With several residents being moved out, the unit now has several newbies. My favorite is Hazel whom I met on Tuesday. While I was feeding Billy, Hazel was another table over and said, "Bill. Bill! You said you were going to take me home." Bill(y) did not respond. One of the aides told Hazel that I was Billy's wife. "I told you he has a wife, and here she is!" Hazel looked at me so sincerely, and said, "I'm so sorry. I didn't know he was married." I assured Hazel that I was not offended in any way. The next evening, Hazel joined Billy and me while I fed Billy. What a delightful lady! She is not as far along in the disease as Billy, and she can carry on a conversation very well. She mentioned numerous times that if it doesn't quiet down there (the unit), she is going to have to quit that school and go back home. (I mentioned Beverly above, and she makes so much noise before dinner. She sort of hums, moans, and sings all in a smoker's rattle at a volume that matches Donnis'. It is beyond annoying, but like everyone else there, she doesn't do it for that purpose.) Hazel told me during our meal that she and Bill(y) went together a while back, and she really liked his family. She looked at me very seriously and said, "You are a lucky lady." I certainly agree. She turned to Billy then to tell him how lucky he is to have me. He smiled which we all know means he agrees! Once again Hazel reiterated how lucky I am to have him, and then she said, "I'm pretty lucky, too. I have a good looking man at home. His name is Glenn." I look forward to meeting Glenn, and I really hope Glenn is still around. So many times, they talk about their relatives in present tense and I learn that they passed away 5 years ago. I have a feeling I'll be sharing Hazel stories for a while, and I pray she stays in the unit for a long time.
Thank you for reading, praying, and encouraging through this blog and in many other ways.

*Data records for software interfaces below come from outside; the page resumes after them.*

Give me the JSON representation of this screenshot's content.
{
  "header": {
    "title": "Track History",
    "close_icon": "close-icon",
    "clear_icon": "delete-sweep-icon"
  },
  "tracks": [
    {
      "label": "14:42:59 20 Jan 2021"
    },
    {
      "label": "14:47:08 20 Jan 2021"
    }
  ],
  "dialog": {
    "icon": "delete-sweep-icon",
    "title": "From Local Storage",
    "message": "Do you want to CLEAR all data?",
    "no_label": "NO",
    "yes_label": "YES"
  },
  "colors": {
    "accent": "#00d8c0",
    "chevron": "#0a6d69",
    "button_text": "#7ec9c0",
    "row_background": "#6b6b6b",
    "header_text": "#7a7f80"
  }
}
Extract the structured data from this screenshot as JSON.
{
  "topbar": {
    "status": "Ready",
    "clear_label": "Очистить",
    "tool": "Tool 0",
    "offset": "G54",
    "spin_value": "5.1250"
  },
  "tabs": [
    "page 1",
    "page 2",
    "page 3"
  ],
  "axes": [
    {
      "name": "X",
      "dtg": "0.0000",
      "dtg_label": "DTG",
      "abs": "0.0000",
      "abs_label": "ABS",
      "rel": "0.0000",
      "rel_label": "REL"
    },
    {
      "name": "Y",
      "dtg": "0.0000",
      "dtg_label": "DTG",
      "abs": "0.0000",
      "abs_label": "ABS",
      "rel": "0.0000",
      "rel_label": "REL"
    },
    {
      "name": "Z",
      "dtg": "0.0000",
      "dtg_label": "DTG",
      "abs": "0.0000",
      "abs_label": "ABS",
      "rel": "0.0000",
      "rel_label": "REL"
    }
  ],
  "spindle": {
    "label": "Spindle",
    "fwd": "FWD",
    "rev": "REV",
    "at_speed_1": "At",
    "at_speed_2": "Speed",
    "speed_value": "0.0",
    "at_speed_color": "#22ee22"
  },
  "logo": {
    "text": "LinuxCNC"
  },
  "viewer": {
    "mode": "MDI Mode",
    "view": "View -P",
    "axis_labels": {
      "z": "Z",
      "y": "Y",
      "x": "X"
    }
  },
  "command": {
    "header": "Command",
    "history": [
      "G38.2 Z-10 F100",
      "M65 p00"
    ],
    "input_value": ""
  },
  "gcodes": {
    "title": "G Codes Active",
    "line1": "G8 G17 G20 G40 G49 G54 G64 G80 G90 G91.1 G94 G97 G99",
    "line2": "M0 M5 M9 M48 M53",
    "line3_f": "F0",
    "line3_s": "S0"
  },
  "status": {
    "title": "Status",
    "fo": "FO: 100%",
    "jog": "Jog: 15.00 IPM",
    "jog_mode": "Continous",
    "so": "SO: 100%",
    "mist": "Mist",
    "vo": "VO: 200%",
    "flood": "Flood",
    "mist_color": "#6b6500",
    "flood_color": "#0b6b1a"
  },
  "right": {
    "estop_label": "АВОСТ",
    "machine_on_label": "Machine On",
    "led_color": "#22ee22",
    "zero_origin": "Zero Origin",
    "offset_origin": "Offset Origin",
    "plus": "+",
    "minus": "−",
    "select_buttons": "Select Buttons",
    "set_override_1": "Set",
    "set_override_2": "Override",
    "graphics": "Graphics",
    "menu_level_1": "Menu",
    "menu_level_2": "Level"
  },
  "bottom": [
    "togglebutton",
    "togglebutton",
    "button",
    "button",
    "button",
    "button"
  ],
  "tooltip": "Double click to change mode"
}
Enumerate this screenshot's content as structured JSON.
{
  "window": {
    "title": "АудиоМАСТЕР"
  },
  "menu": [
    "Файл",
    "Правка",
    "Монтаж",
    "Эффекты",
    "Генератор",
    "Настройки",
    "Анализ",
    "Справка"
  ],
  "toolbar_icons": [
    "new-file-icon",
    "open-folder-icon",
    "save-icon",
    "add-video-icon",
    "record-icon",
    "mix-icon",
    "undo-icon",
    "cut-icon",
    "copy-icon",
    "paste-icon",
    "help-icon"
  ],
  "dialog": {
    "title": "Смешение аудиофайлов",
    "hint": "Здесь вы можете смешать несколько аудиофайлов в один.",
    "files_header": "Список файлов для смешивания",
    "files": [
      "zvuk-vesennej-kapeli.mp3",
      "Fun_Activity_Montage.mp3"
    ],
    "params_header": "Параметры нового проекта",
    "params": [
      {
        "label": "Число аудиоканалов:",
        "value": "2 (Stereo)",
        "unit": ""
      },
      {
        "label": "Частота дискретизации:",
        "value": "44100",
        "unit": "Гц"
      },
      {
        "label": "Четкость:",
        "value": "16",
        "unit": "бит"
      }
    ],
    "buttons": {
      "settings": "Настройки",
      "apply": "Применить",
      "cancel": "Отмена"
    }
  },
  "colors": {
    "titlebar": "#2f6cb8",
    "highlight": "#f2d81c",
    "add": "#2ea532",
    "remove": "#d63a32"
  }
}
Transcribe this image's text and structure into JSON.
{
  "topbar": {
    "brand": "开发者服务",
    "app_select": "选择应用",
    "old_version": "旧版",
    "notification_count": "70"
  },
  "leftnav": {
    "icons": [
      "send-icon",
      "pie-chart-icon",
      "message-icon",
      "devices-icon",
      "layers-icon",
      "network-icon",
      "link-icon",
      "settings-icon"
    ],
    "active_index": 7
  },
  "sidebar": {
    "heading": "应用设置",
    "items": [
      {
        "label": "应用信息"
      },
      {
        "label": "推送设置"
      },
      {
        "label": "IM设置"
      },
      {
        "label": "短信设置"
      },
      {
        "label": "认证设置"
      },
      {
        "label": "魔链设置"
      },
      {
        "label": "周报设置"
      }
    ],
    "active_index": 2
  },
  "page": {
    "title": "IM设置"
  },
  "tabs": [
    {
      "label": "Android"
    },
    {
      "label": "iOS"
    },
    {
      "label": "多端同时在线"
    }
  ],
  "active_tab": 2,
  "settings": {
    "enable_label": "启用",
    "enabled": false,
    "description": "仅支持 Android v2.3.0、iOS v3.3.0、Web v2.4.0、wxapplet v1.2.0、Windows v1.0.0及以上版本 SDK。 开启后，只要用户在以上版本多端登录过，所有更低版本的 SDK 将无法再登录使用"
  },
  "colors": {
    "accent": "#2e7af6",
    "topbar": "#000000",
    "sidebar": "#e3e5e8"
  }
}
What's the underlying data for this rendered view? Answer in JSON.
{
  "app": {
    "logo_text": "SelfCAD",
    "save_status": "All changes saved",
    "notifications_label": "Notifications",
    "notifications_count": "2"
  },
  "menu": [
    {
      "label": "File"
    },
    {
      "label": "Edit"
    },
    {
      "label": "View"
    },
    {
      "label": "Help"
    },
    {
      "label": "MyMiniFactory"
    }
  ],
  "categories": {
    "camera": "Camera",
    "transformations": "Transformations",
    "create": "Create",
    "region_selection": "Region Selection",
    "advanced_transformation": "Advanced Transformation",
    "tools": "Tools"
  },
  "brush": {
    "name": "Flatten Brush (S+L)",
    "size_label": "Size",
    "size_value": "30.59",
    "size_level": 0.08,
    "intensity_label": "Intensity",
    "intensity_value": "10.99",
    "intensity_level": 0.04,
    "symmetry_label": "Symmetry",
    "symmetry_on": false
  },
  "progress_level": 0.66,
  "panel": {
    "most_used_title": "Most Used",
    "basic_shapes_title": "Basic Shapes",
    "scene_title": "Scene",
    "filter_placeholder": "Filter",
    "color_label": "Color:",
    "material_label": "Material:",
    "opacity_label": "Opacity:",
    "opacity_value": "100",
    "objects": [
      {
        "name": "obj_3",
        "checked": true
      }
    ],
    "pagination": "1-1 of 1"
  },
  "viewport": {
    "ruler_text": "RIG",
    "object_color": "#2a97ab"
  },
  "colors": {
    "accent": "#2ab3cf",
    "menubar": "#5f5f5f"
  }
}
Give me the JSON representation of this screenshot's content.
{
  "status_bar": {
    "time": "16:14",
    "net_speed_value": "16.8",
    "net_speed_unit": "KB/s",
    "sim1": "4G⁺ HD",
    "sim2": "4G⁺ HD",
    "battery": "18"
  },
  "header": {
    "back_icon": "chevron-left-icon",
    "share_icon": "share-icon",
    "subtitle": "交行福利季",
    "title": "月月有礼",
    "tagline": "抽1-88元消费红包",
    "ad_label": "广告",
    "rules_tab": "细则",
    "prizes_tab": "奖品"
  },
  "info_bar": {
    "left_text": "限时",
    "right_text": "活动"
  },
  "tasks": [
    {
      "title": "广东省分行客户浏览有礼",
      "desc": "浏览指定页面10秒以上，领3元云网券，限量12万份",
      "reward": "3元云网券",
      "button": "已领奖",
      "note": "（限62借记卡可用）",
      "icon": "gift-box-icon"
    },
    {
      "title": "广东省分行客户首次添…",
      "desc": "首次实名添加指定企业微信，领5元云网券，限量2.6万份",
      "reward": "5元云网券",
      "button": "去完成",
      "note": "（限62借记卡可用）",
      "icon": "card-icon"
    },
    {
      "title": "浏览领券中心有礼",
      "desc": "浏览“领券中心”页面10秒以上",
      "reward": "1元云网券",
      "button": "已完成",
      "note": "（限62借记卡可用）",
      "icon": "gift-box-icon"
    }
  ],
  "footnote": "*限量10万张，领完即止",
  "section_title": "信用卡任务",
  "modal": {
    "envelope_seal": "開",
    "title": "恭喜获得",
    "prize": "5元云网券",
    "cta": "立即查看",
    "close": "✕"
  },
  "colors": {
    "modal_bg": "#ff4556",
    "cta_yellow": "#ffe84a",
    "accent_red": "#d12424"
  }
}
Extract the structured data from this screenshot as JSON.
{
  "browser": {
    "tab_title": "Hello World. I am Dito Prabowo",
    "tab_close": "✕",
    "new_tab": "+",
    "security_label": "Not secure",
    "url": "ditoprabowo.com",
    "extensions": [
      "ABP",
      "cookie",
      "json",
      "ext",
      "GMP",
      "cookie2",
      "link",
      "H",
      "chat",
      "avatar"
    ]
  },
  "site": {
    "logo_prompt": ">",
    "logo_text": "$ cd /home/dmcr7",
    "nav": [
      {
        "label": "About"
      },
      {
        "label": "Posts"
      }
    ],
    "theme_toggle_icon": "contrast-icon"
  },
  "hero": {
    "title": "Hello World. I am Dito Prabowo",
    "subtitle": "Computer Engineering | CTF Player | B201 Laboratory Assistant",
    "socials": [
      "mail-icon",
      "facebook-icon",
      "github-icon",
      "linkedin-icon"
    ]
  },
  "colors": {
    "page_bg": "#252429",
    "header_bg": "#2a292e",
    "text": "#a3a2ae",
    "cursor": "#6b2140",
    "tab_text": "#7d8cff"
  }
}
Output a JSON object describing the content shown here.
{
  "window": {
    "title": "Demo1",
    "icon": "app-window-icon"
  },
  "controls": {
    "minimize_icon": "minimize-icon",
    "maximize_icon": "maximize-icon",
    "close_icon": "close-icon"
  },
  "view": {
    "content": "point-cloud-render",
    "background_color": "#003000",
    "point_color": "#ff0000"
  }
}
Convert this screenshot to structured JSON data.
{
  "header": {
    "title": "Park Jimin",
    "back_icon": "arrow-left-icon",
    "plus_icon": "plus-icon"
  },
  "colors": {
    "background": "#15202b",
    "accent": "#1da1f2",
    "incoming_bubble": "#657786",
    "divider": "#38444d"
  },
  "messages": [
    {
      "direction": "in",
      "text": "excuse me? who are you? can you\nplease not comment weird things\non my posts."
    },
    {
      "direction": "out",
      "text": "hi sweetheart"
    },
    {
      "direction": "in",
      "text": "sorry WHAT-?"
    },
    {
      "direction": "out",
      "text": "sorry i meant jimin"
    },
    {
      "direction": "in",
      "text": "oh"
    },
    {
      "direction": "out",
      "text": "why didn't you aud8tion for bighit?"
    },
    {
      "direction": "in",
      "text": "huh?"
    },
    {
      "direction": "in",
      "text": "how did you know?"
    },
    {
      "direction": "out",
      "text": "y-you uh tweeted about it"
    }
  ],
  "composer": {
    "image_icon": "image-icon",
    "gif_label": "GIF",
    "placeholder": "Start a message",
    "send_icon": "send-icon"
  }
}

Alzheimer's is a thief; it is always fatal; and at this time there is no cure. It's time to END ALZ!
Peace and love.